- Charity Shop Pop
After a year of sipping red wine in her flat, WYLDEST jokes about how strange it feels to be out on the road again. She explains that her latest album, Monthly Friend, is a concept album that was inspired by events that took place in 2020, specifically the #MeToo and Black Lives Matter movements. Her feminist musings centre around empowerment and overcoming stereotypes and societal constraints; themes which seem very appropriate in what has been a time of reflection for many.
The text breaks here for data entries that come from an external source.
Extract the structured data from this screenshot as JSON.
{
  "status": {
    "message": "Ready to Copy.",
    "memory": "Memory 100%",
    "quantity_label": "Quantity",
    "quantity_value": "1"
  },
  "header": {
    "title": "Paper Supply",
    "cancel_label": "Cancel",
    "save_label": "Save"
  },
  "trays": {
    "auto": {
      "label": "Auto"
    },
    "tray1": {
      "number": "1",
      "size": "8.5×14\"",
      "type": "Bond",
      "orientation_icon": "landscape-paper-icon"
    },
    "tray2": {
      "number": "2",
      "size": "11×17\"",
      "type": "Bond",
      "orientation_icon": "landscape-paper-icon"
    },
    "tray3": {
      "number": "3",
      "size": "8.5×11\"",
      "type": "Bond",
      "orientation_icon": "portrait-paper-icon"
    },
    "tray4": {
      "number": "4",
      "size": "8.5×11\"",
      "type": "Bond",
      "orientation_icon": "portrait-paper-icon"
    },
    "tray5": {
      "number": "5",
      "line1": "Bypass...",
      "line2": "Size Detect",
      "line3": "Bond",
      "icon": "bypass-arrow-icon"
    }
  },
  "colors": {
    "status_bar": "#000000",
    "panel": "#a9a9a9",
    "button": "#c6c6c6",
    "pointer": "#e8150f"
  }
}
After writing the songs during the summer of 2020, she recorded and mixed the album herself, and now she’s on the road for the first time without her accompanying band.
Like any other recent in-door event, tonight’s gig is socially distanced. A small bar in which a crowd is quietly seated at their tables threatens to be lacking in atmosphere but Wyldest and support acts CHARITY SHOP POP and BLACKABY manage to quickly avert this fear.
Ormskirk’s Charity Shop Pop kicks the night off with some up-beat indie tunes laced with references to Hugh Grant, heartbreak and isolation, followed by Blackaby who sits centre stage behind his flower adorned kick drum and well-worn guitar. He presents a lovely mixture of folk and indie with mellow storytelling lyrics reminiscent of Andy Shauf. His charming personality oozes out through his lyrics and those little moments of conversation between songs. The small size of the bar serves his set well as he asks Wyldest, who is stood at the back of the bar, to harmonise with him. This interaction serves to create the cosy and relaxed environment which characterises the gig and it’s made even better by the fact that their voices complement each other so well.
As the sun starts setting outside of the windows, Wyldest steps on stage. She wastes no time in creating an ambient atmosphere as her voice begins to melodically echo throughout the bar accompanied by some precise guitar picking. Her stripped back set feels very personal and the crowd, in complete dedicated silence, hangs on to every word. You can’t help but be reminded of performances by the likes of Billie Marten and Lucy Rose with their soft voices, emotionally intelligent lyrics and ability to captivate their audience. The kind of sets that make you forget that you’re in a bar in Liverpool and leave you shaking yourself back into reality when they’re over. There is something to be said about an artist who can stand alone on stage, guitar in hand and make an audience feel that way. Wyldest’s slick performance feels like an excellent way to ease back into live music.
Sarah took part in Bido Lito!’s Bylines writers programme, developing young culture writers of the future. For more information and to find out about the next intake, visit bidolito.co.uk/workshops